5) What is the direction you see San Diego heading in, and how will NAPAWF SD fit into that?

Historically, San Diego is a conservative city though there are amazing organizations and groups working hard to educate and advocate for equality for all. SD appears to be slowly transitioning to more progressive values. NAPAWF SD is helping with the transition and is also bringing attention to the needs of the marginalized APA community. NAPAWF has been able to gain momentum with the membership growth, visibility at community events, and also hosting informative workshops to raise awareness on issues that have impacted the APA community. NAPAWF SD is part of the collective voice in San Diego as the city continues its transition to more progressive values.

Want to share a fellow NAPAWF member’s story and passion here?
Contact us at membership.napawfsd@gmail.com

Community Event: Khmer New Year Festival, the Year of the Horse

DATE: Saturday, April 12, 2014 and Sunday, April 13, 2014

LOCATION: Colina Del Sol Park

Hosted by San Diego’s Cambodian American community. There will be Pageant competition to select the New Year’s Angel, cooking demo, eating contest, traditional games and dances, classical and modern music, pony ride, spicy food, and more. Come and join for 2 days of family fun under the warm sun with fresh spring air.
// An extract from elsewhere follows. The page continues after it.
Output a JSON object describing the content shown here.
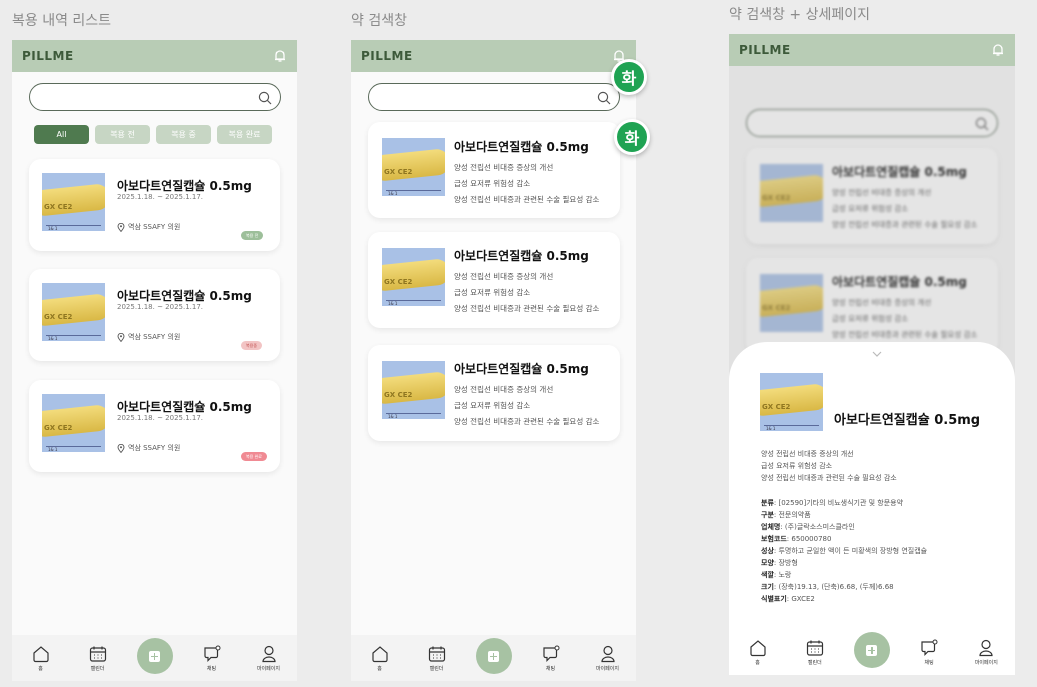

For more info, please contact khmernewyear@yahoo.com.

Community Event: Lao New Year Festival 2014

DATE: Saturday, April 5, 2014 and Sunday, April 6, 2014 from 10:00 AM to 6:30 PM
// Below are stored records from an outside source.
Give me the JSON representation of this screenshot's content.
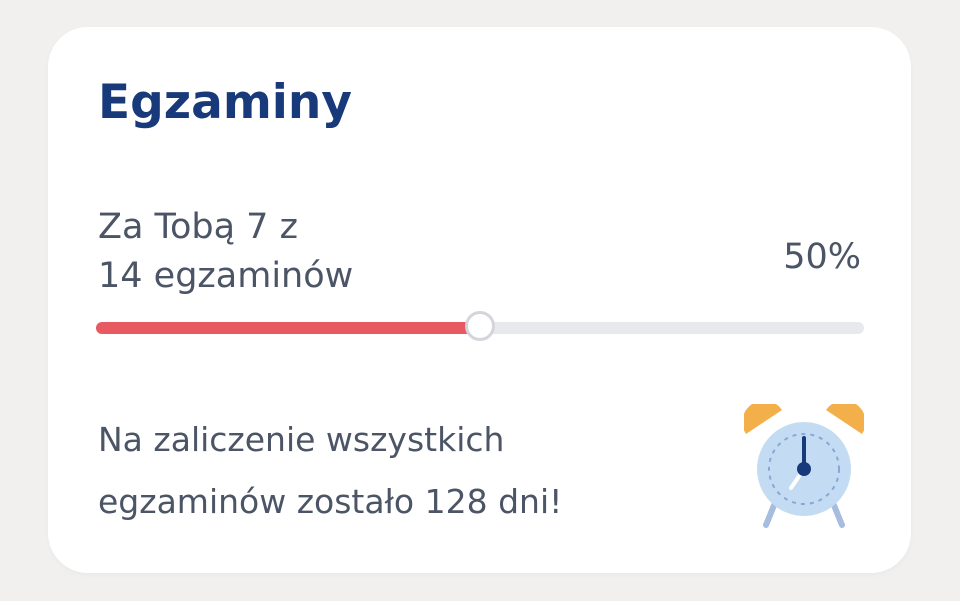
{
  "card": {
    "title": "Egzaminy",
    "progress": {
      "line1": "Za Tobą 7 z",
      "line2": "14 egzaminów",
      "percent_label": "50%",
      "completed": 7,
      "total": 14,
      "fraction": 0.5
    },
    "message": {
      "line1": "Na zaliczenie wszystkich",
      "line2": "egzaminów zostało 128 dni!"
    },
    "illustration": "alarm-clock-icon"
  },
  "colors": {
    "title": "#18397a",
    "text": "#4c5566",
    "progress_fill": "#e85a61",
    "progress_track": "#e8e9ec",
    "clock_face": "#c4dcf3",
    "clock_bells": "#f3b04a"
  }
}
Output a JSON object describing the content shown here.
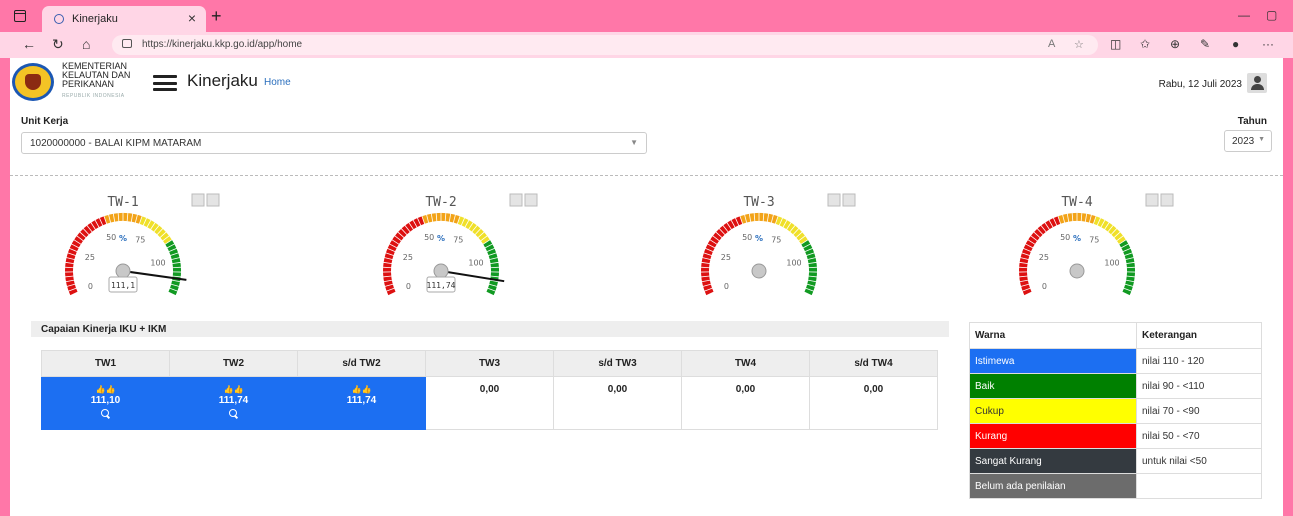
{
  "browser": {
    "tab_title": "Kinerjaku",
    "url": "https://kinerjaku.kkp.go.id/app/home"
  },
  "header": {
    "org_line1": "KEMENTERIAN",
    "org_line2": "KELAUTAN DAN",
    "org_line3": "PERIKANAN",
    "org_sub": "REPUBLIK INDONESIA",
    "brand": "Kinerjaku",
    "home_link": "Home",
    "date": "Rabu, 12 Juli 2023"
  },
  "filters": {
    "unit_kerja_label": "Unit Kerja",
    "unit_kerja_value": "1020000000 - BALAI KIPM MATARAM",
    "tahun_label": "Tahun",
    "tahun_value": "2023"
  },
  "gauges": [
    {
      "title": "TW-1",
      "value": 111.1,
      "readout": "111,1",
      "has_value": true
    },
    {
      "title": "TW-2",
      "value": 111.74,
      "readout": "111,74",
      "has_value": true
    },
    {
      "title": "TW-3",
      "value": null,
      "readout": "",
      "has_value": false
    },
    {
      "title": "TW-4",
      "value": null,
      "readout": "",
      "has_value": false
    }
  ],
  "gauge_scale": {
    "ticks": [
      "0",
      "25",
      "50",
      "75",
      "100"
    ],
    "unit": "%",
    "min": 0,
    "max": 120
  },
  "iku": {
    "title": "Capaian Kinerja IKU + IKM",
    "headers": [
      "TW1",
      "TW2",
      "s/d TW2",
      "TW3",
      "s/d TW3",
      "TW4",
      "s/d TW4"
    ],
    "cells": [
      {
        "value": "111,10",
        "highlight": true,
        "thumbs": true,
        "search": true
      },
      {
        "value": "111,74",
        "highlight": true,
        "thumbs": true,
        "search": true
      },
      {
        "value": "111,74",
        "highlight": true,
        "thumbs": true,
        "search": false
      },
      {
        "value": "0,00",
        "highlight": false,
        "thumbs": false,
        "search": false
      },
      {
        "value": "0,00",
        "highlight": false,
        "thumbs": false,
        "search": false
      },
      {
        "value": "0,00",
        "highlight": false,
        "thumbs": false,
        "search": false
      },
      {
        "value": "0,00",
        "highlight": false,
        "thumbs": false,
        "search": false
      }
    ],
    "highlight_color": "#1c6ff2"
  },
  "legend": {
    "headers": [
      "Warna",
      "Keterangan"
    ],
    "rows": [
      {
        "warna": "Istimewa",
        "keterangan": "nilai 110 - 120",
        "color": "#1c6ff2",
        "text_color": "#ffffff"
      },
      {
        "warna": "Baik",
        "keterangan": "nilai 90 - <110",
        "color": "#008000",
        "text_color": "#ffffff"
      },
      {
        "warna": "Cukup",
        "keterangan": "nilai 70 - <90",
        "color": "#ffff00",
        "text_color": "#333333"
      },
      {
        "warna": "Kurang",
        "keterangan": "nilai 50 - <70",
        "color": "#ff0000",
        "text_color": "#ffffff"
      },
      {
        "warna": "Sangat Kurang",
        "keterangan": "untuk nilai <50",
        "color": "#343a40",
        "text_color": "#ffffff"
      },
      {
        "warna": "Belum ada penilaian",
        "keterangan": "",
        "color": "#6c6c6c",
        "text_color": "#ffffff"
      }
    ]
  }
}
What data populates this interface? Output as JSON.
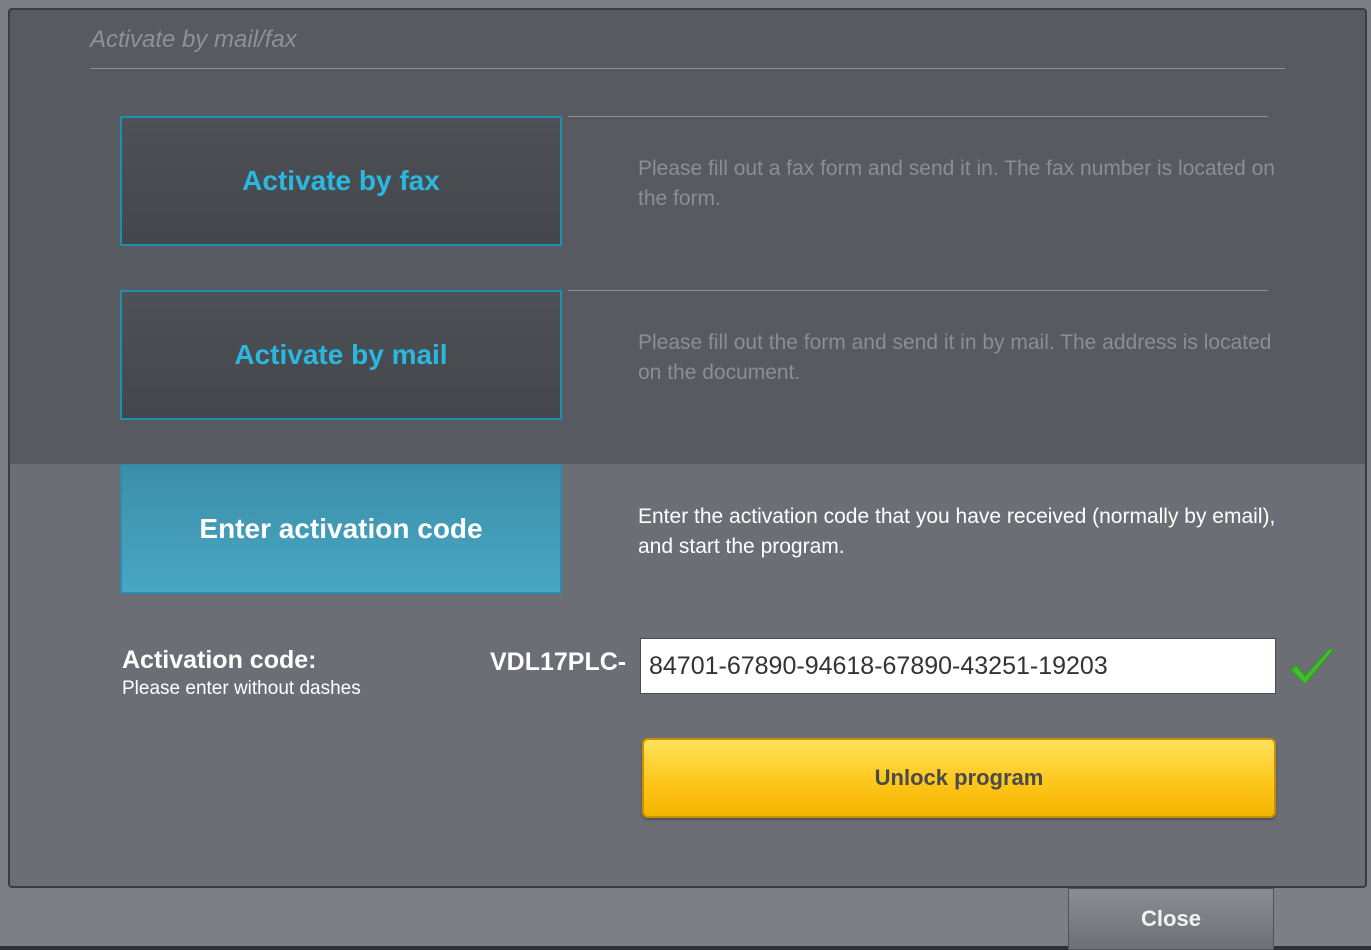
{
  "header": {
    "title": "Activate by mail/fax"
  },
  "options": [
    {
      "label": "Activate by fax",
      "description": "Please fill out a fax form and send it in. The fax number is located on the form."
    },
    {
      "label": "Activate by mail",
      "description": "Please fill out the form and send it in by mail. The address is located on the document."
    },
    {
      "label": "Enter activation code",
      "description": "Enter the activation code that you have received (normally by email), and start the program."
    }
  ],
  "activation": {
    "label": "Activation code:",
    "hint": "Please enter without dashes",
    "prefix": "VDL17PLC-",
    "value": "84701-67890-94618-67890-43251-19203",
    "valid_icon": "checkmark-icon",
    "valid_color": "#3fbf2a"
  },
  "buttons": {
    "unlock": "Unlock program",
    "close": "Close"
  },
  "colors": {
    "accent": "#2bb8e0",
    "active_option": "#48a7c4",
    "unlock_button": "#fdc71c"
  }
}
LOCATION: Market Creek Plaza / Jacobs Center for Neighborhood Innovation, 310 Euclid Avenue, San Diego, CA 92114

Hosted by Lao Community Cultural Center of San Diego.  There will be Angel of Mercy Parade, Beauty Pageant Competition, Classical dance and music; Lao Food Booths, Retails, kid zones; Sports competition (Ping Pong, Basketball & Kataw) and Lao Idol competition.  For more info, please contact:  pluangviseth64@gmail.com